“That which does not kill us makes us stronger”, Friedrich Nietzsche famously wrote. In this Sprouts special in collaboration with Stephen Hicks, we explore Nietzsche’s division of the world into sheep and wolves, and how our morality, what we consider as good and bad, is the result of brute biological events.
“These videos on Nietzsche’s philosophy are so awesome. Please make more of them😊”– Ritesh
the full story
Nietzsche says: All of organic nature is divided into these two types of species— those who are naturally herd animals and those who are naturally loners — those who are prey and those who are predators. Psychologically and physically, this divide also runs right through the human species.
Some people are born fearful and inclined to join a herd — and some are born fearless and inclined to seek lonely heights. Some of us are born sedentary and sluggish — and some of us are born crackling with purpose and craving adventure. Some, to use Nietzsche’s language, are born to be masters, and some are born slaves.
There is a brute biological fact here: Our traits are evolutionarily bred into us. Just as a sheep cannot help but be sheepish and a hawk cannot help but be hawkish, each of us inherits from our parents a long line of inbuilt traits.
Sheep and wolves
The master types live by strength, creativity and independence. They respect power, courage, risk-taking, even recklessness. It is natural for them to follow their own path no matter what, to rebel against social pressure and conformity.
And by contrast, the slave types live in conformity. They tend to passivity, dependence, meekness. It is natural for them to stick together for a sense of security, as herd animals do.
Nietzsche then turns to morality—good and bad, right and wrong. For a long time we have been taught that morality is a matter of commandments set in stone thousands of years ago. Not so, says Nietzsche: what we take to be moral depends on our biological nature —and different biological natures dictate different moral codes.
Think of it this way: If you are a sheep, then what will seem good to you as a sheep? Being able to graze peacefully, sticking close together with others just like you, being part of the herd, and not straying off. What will seem bad to you? Wolves will seem bad, and anything wolf-like, predatory, or aggressive.
But what if you are a wolf? Then strength, viciousness, and contempt for the sheep will come naturally to you and seem good. There is nothing the wolves and the sheep can agree on morally—their natures are different, as are their needs and goals, as is what feels good to them.

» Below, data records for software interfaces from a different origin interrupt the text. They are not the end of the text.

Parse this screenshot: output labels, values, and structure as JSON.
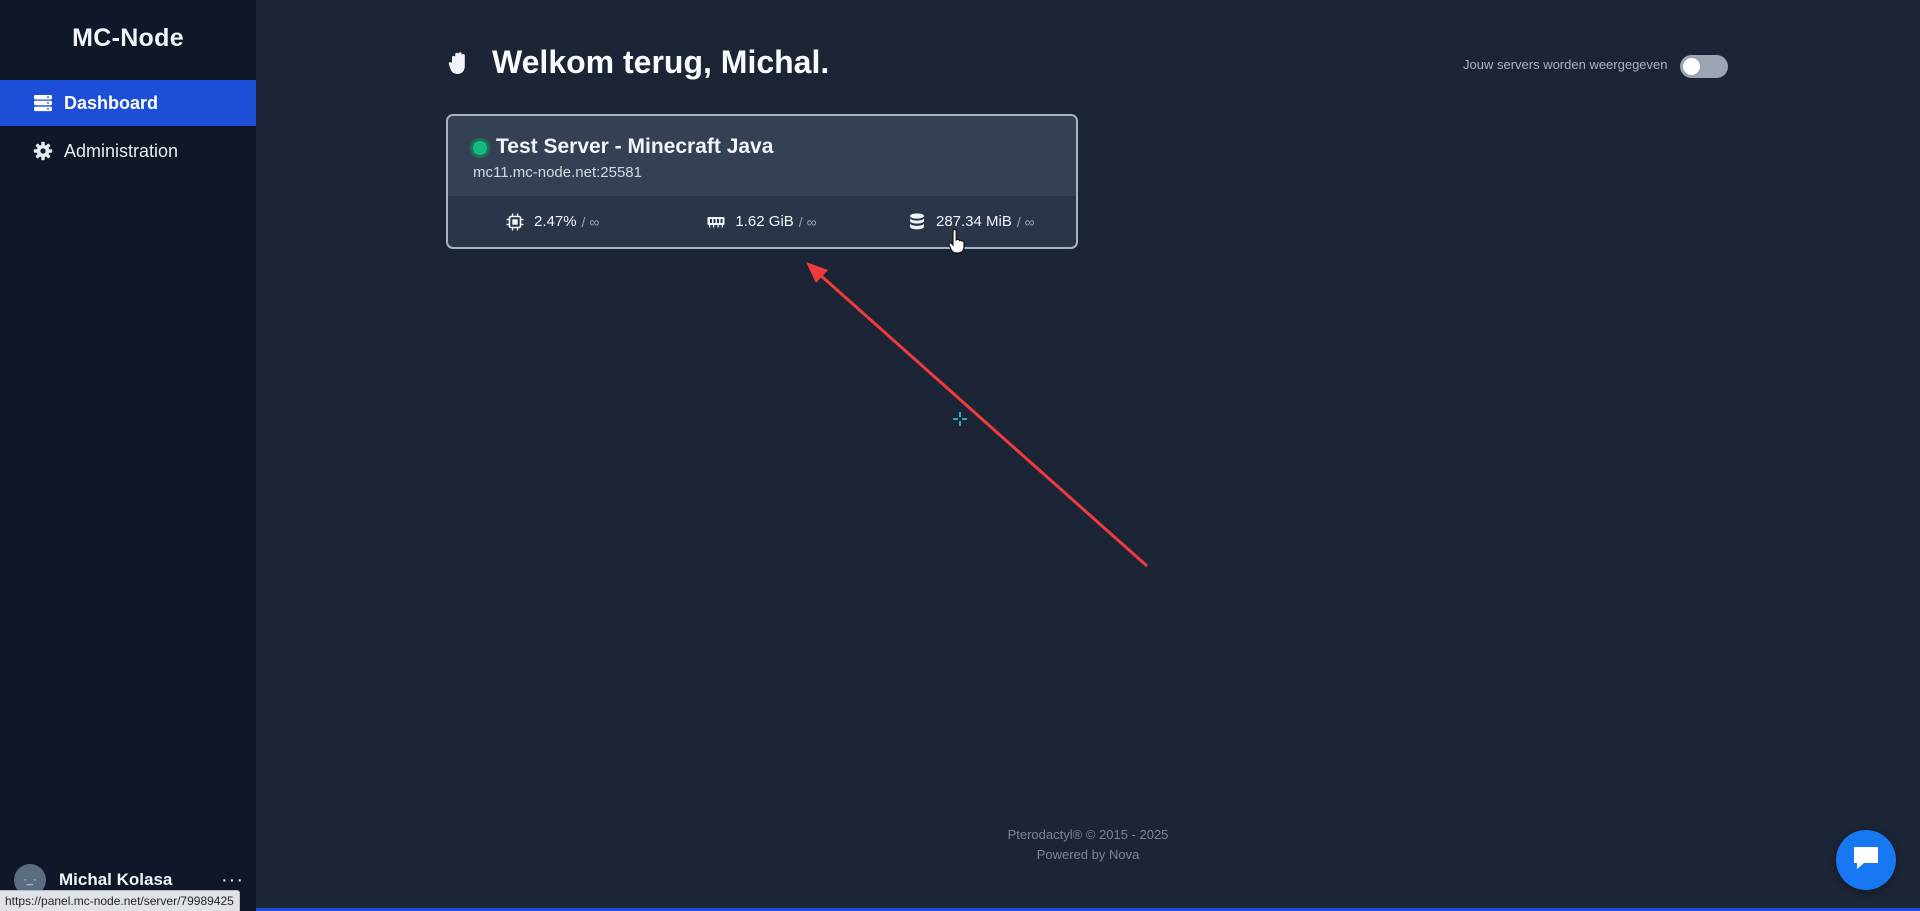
{
  "sidebar": {
    "brand": "MC-Node",
    "items": [
      {
        "label": "Dashboard",
        "icon": "server-icon",
        "active": true
      },
      {
        "label": "Administration",
        "icon": "gear-icon",
        "active": false
      }
    ],
    "user": {
      "name": "Michal Kolasa",
      "avatar_text": "·_·"
    }
  },
  "header": {
    "welcome": "Welkom terug, Michal.",
    "toggle_label": "Jouw servers worden weergegeven",
    "toggle_on": false
  },
  "servers": [
    {
      "name": "Test Server - Minecraft Java",
      "address": "mc11.mc-node.net:25581",
      "status": "online",
      "cpu": "2.47%",
      "cpu_limit": "/ ∞",
      "memory": "1.62 GiB",
      "memory_limit": "/ ∞",
      "disk": "287.34 MiB",
      "disk_limit": "/ ∞"
    }
  ],
  "footer": {
    "line1": "Pterodactyl® © 2015 - 2025",
    "line2": "Powered by Nova"
  },
  "status_bar_url": "https://panel.mc-node.net/server/79989425",
  "colors": {
    "accent": "#1d4ed8",
    "background": "#1c2536",
    "sidebar": "#0f1729",
    "online": "#10b981",
    "annotation": "#ef3b3b",
    "chat": "#1877f2"
  }
}
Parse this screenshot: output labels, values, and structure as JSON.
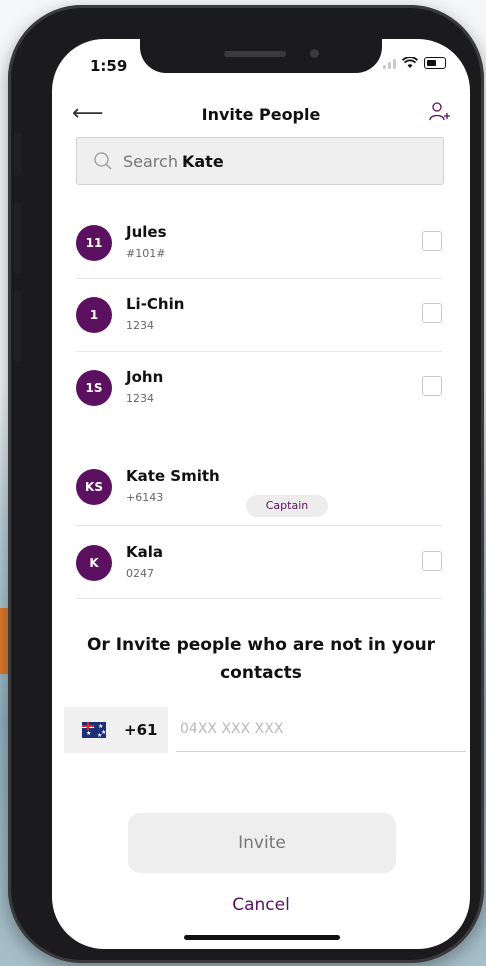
{
  "status_bar": {
    "time": "1:59"
  },
  "header": {
    "title": "Invite People"
  },
  "search": {
    "label": "Search",
    "term": "Kate"
  },
  "contacts": [
    {
      "initials": "11",
      "name": "Jules",
      "sub": "#101#",
      "checked": false
    },
    {
      "initials": "1",
      "name": "Li-Chin",
      "sub": "1234",
      "checked": false
    },
    {
      "initials": "1S",
      "name": "John",
      "sub": "1234",
      "checked": false
    },
    {
      "initials": "KS",
      "name": "Kate Smith",
      "sub": "+6143",
      "badge": "Captain"
    },
    {
      "initials": "K",
      "name": "Kala",
      "sub": "0247",
      "checked": false
    }
  ],
  "invite_section": {
    "heading": "Or Invite people who are not in your contacts",
    "country_code": "+61",
    "phone_placeholder": "04XX XXX XXX",
    "invite_label": "Invite",
    "cancel_label": "Cancel"
  },
  "colors": {
    "accent": "#5c1060",
    "button_bg": "#eeeeee"
  }
}
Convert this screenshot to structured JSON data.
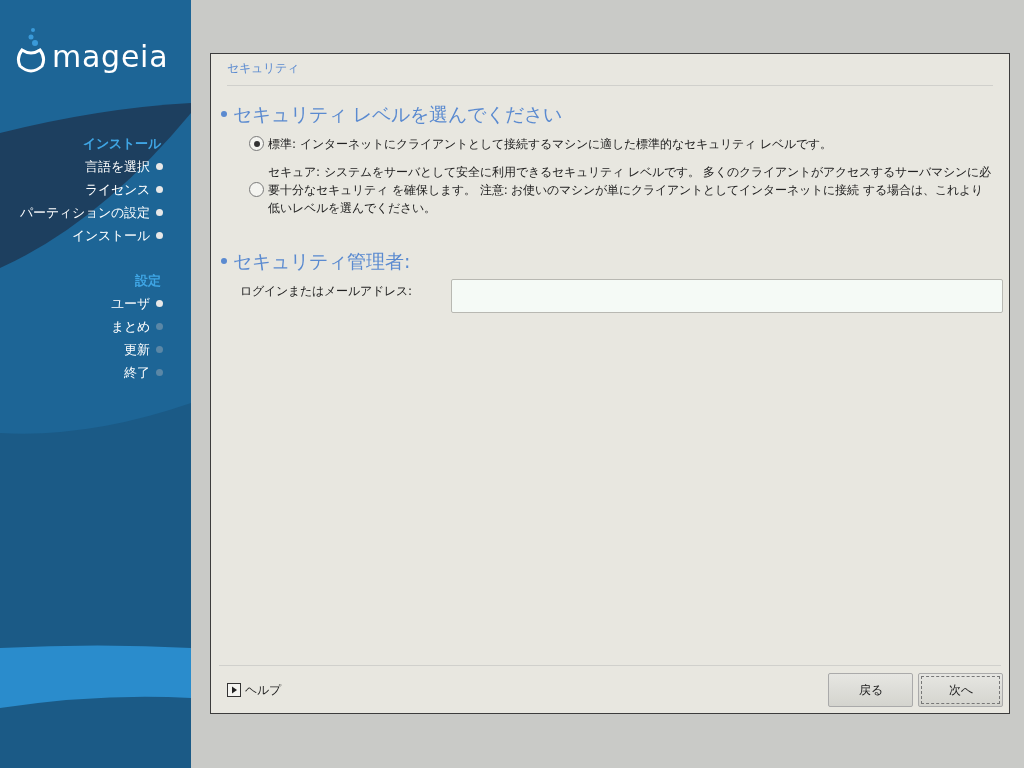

Of course, it would be good for the sheep if they could convince the wolves to be more sheep-like, but no self-respecting wolf will fall for that.
So: one’s moral code is a function of one’s psychological makeup, and one’s psychological make-up is a function of one’s biological make-up. Nietzsche is among the first to apply evolutionary concepts to morality: Moral codes are part of a biological type’s life strategy of survival, and the more one looks at the history of morality evolutionarily and biologically, the more one is struck by dramatic changes in moral codes across time.
And this is the key problem, Nietzsche argues, for the historical record shows a disturbing inversion. Formerly, we prized above all excellence and power, and we looked down upon the humble and the lowly. Yet now the meek, the humble, and the common man are the “good,” while the aggressive, the powerful, the strong, the proud are “evil”. Somehow the morality of the weak has become dominant, and the morality of the strong has declined.
This moral inversion is dangerous: the traits of strength and power, those of that ennoble man, are now condemned; and the traits of ordinariness and modesty, those of that weaken man, are praised. Morality, accordingly, has become a bad thing; or, more paradoxically, morality has become immoral. The morality of the weak has somehow become dominant, and the morality of the strong has declined. How is this rather paradoxical state of affairs to be explained?
TO BE CONTINUED
what do you think?
What are your thoughts on Nietzsche’s view of man being born along the spectrum of sheep and wolves? And do you share his concern about an inversion of moral values?
For more information check the descriptions below.
There you’ll also find a link to Stephen Hicks’s full account of the German philosopher.
- More reading on Slave Master Morality -Wikipedia
- Nietzsche and the Nazis by Stephen Hicks -www.stephenhicks.org
- Podcast on Slave Master Morality -Podcasts.nu
Do you feel like a sheep or a wolf? And do you think one is born as such or can one change their nature? Do Nietzsche’s arguments hold true, or at least somewhat true in the 21st century?
Discuss it among friends, family, in school, or let us know in the comments below!